Read More

Comments [1]

Annotations: The NEH Preservation Project

Gore Vidal's Historical Novel 'Julian' and Its Modern Parallels

Wednesday, August 01, 2012

WNYC

"I can talk for an hour without notes, but for 15 minutes, I have to read it. I shall look up occasionally to give an air of spontaneity." Thus, Gore Vidal begins one of his customarily suave and witty speeches, this one delivered at a Books and Authors Luncheon held on November 30, 1964.

Read More

Comment

The Takeaway

Remembering Gore Vidal

Wednesday, August 01, 2012

Few embraced their place in American culture with such passion and relish. Gore Vidal was the ultimate man of letters who once said "There is no human problem which could not be solved if people would simply do as I advise."

Comments [6]

The Brian Lehrer Show

Novel Politics

Tuesday, July 31, 2012

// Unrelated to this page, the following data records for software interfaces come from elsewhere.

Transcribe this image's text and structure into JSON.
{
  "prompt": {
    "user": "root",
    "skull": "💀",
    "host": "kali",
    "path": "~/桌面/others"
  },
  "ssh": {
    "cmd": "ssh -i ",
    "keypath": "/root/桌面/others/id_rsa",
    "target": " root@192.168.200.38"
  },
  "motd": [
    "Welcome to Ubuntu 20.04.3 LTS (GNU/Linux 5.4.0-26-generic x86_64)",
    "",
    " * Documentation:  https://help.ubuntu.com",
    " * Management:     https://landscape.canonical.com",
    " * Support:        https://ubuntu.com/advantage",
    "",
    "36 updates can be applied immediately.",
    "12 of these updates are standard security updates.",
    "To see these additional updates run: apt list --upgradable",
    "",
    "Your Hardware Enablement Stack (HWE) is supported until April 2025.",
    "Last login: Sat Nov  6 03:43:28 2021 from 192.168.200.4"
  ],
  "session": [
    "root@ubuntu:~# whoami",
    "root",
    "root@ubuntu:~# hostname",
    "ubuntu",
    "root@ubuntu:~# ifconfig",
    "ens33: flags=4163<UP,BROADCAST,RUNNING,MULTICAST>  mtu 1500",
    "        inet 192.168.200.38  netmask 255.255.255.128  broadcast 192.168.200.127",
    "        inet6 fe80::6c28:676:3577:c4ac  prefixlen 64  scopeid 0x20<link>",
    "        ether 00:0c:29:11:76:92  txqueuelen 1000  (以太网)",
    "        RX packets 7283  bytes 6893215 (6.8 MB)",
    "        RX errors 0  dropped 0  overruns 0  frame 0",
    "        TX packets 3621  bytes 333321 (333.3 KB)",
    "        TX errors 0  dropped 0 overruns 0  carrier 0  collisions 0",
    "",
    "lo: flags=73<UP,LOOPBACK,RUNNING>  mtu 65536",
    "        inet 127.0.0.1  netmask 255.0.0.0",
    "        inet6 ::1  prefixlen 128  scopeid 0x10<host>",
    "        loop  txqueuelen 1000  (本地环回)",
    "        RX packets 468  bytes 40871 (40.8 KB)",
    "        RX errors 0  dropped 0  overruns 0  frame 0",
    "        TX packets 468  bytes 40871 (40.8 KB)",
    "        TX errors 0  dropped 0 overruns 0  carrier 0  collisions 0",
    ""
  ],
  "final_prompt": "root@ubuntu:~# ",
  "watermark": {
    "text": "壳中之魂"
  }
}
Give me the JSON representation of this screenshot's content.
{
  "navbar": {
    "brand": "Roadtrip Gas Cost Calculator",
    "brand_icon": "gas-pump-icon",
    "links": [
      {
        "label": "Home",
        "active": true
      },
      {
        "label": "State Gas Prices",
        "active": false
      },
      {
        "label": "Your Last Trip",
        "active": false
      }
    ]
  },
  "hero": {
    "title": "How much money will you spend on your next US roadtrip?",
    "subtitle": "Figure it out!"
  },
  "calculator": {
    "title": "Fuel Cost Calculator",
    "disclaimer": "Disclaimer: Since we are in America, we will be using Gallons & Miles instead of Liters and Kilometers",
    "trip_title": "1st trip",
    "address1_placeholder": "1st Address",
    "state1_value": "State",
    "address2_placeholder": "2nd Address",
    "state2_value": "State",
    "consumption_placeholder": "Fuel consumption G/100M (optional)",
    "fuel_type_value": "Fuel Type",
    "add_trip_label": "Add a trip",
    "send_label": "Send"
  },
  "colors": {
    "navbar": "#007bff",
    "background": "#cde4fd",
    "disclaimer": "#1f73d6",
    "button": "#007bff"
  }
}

Political strategist Bridget Siegel talks about her new book, Domestic Affairs: A Campaign Novel, in which she translates her experience on past campaigns (including Obama/Biden, Hillary Clinton, Kerry/Edwards, and Andrew Cuomo) into the realm of fiction.

Comments [8]

The Takeaway

The 47 Endings to 'A Farewell to Arms'

Monday, July 23, 2012

Earlier this month, Scribner released a new edition of 'A Farewell to Arms' with 47 different endings. We tend to think of the classics as untouched relics, but is revisiting Hemingway's artistic process a useful look at the iconic writer's legacy?

Comments [1]

The Takeaway

Poet Laureate Natasha Trethewey: Why I Write

Friday, July 06, 2012

Natasha Trethewey is the first African American to hold the title of Poet Laureate since Rita Dove in 1993. She will assume the post in September and will divide her time between Decatur, Georgia and Washington, D.C.

Comments [4]

The Leonard Lopate Show

On an Irish Island

Monday, July 02, 2012

Robert Kanigel tells the story of Great Blasket, an island off the west coast of Ireland renowned during the early 20th century for the rich communal life of its residents and the unadulterated Irish they spoke. With the Irish language vanishing all through the rest of Ireland, the Great Blasket became a magnet for scholars and writers drawn there during the Gaelic renaissance. On an Irish Island is a love letter to a vanished way of life.

Comments [8]

The Takeaway

Remembering Nora Ephron

Wednesday, June 27, 2012

A friend looks back on the life and legacy of Nora Ephron, novelist, playwright, Oscar-nominated screenwriter and movie director.

 

Comments [2]

The Takeaway

The Books that Shaped America

Monday, June 25, 2012

It's the ultimate summer reading list: the Library of Congress has announced a list of the 88 "Books That Shaped America," an eclectic mix of literature that has contributed to the American conversation over the years.

Comments [23]

The Takeaway

Listeners Respond: What books have shaped you as an American?

Monday, June 25, 2012

Today on the show we asked our listeners: "What books have shaped you as an American?" We got some great responses.

Read More

Comment

The Truth

Human Intelligence

Wednesday, June 20, 2012

Written by Kurt Andersen, this story was originally heard on PRI's Studio 360. Narrated by Ed Herbstman, with John Ottavino as Nicholas, and Melanie Hoopes as Nancy. The story editor was David Krasnow. Produced and directed by Jonathan...

Comment

The Brian Lehrer Show

Living, Thinking, Looking: Essays by Siri Hustvedt

Tuesday, June 12, 2012

Acclaimed novelist and essayist Siri Hustvedt will discuss Living, Thinking, Looking: Essays, her new collection of meditations on philosophy, psychology, neuroscience, literature and psychoanalysis.

→ EVENT: Siri Hustvedt in conversation with Paul Auster at The Strand, Thursday, June 14, 7:00-8:00pm

→ EVENT: Reading, Q&A, and book signing at Community Bookstore (143 Seventh Ave., Brooklyn), Thursday, June 21, 7:00-8:00pm

Comments [5]